[Saved data entries]
>>>>
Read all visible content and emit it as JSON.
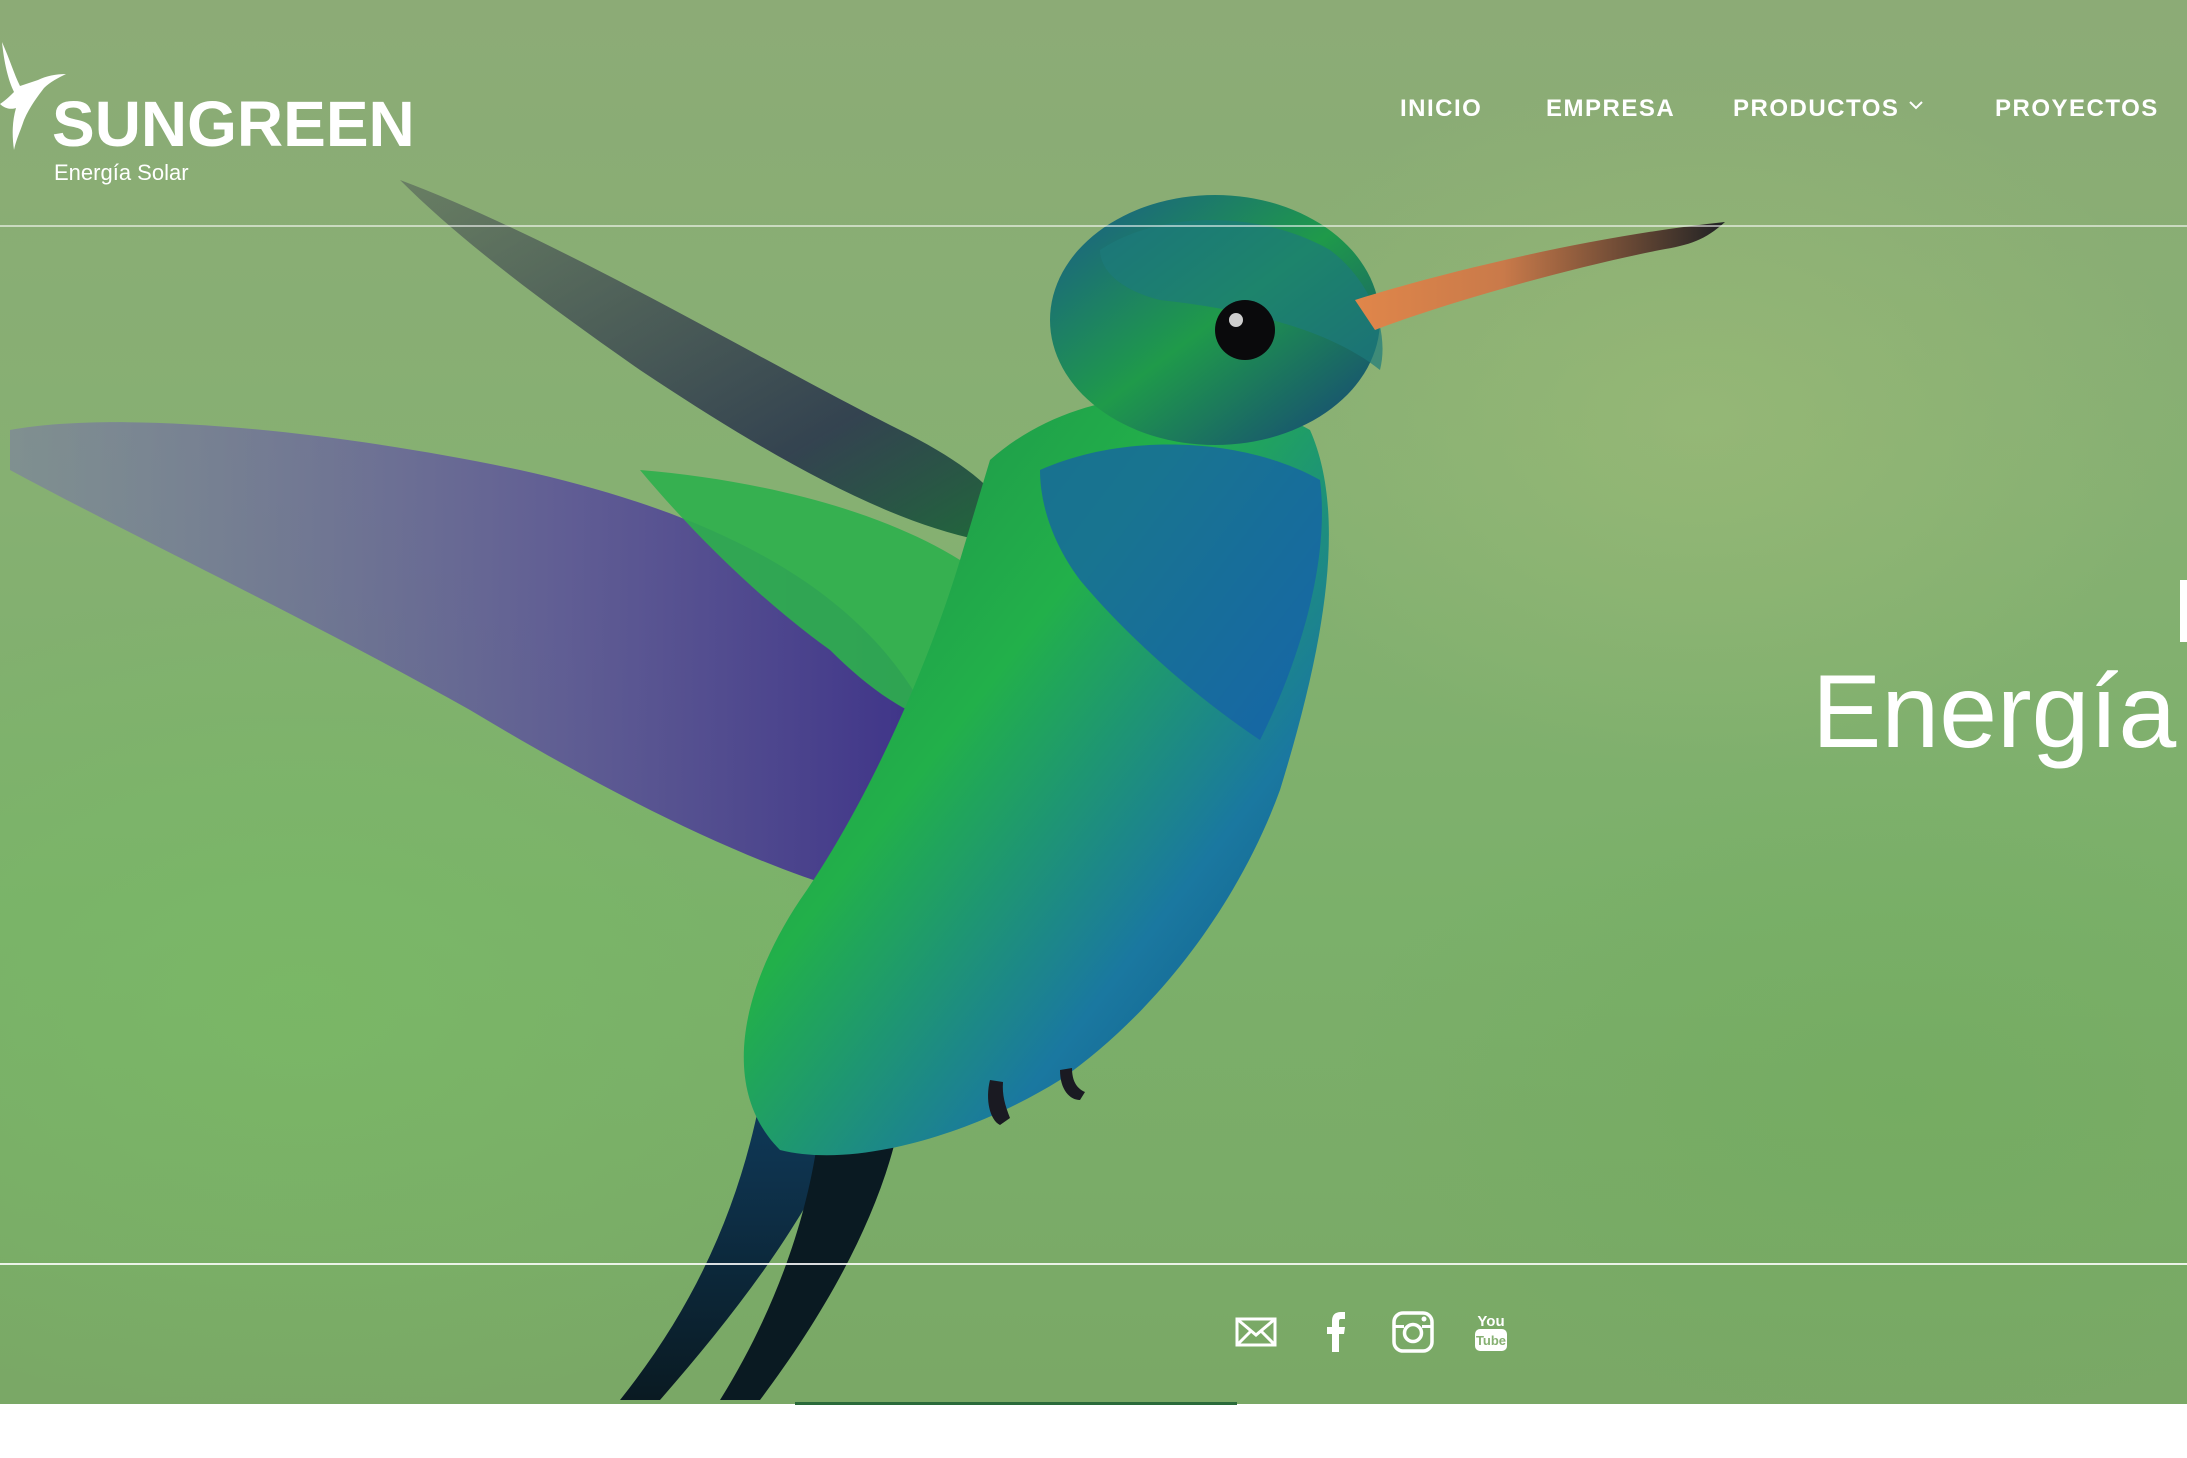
{
  "brand": {
    "name": "SUNGREEN",
    "tagline": "Energía Solar"
  },
  "nav": {
    "items": [
      {
        "label": "INICIO"
      },
      {
        "label": "EMPRESA"
      },
      {
        "label": "PRODUCTOS",
        "has_dropdown": true
      },
      {
        "label": "PROYECTOS"
      }
    ]
  },
  "hero": {
    "title": "Energía"
  },
  "social": {
    "icons": [
      "mail-icon",
      "facebook-icon",
      "instagram-icon",
      "youtube-icon"
    ],
    "youtube_label": "You Tube"
  },
  "colors": {
    "text": "#ffffff",
    "background_green": "#86b072"
  }
}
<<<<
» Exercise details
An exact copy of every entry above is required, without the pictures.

» Problem solution
Read all visible content and emit it as JSON.
{
  "brand": {
    "name": "SUNGREEN",
    "tagline": "Energía Solar"
  },
  "nav": {
    "items": [
      {
        "label": "INICIO"
      },
      {
        "label": "EMPRESA"
      },
      {
        "label": "PRODUCTOS",
        "has_dropdown": true
      },
      {
        "label": "PROYECTOS"
      }
    ]
  },
  "hero": {
    "title": "Energía"
  },
  "social": {
    "icons": [
      "mail-icon",
      "facebook-icon",
      "instagram-icon",
      "youtube-icon"
    ],
    "youtube_label": "You Tube"
  },
  "colors": {
    "text": "#ffffff",
    "background_green": "#86b072"
  }
}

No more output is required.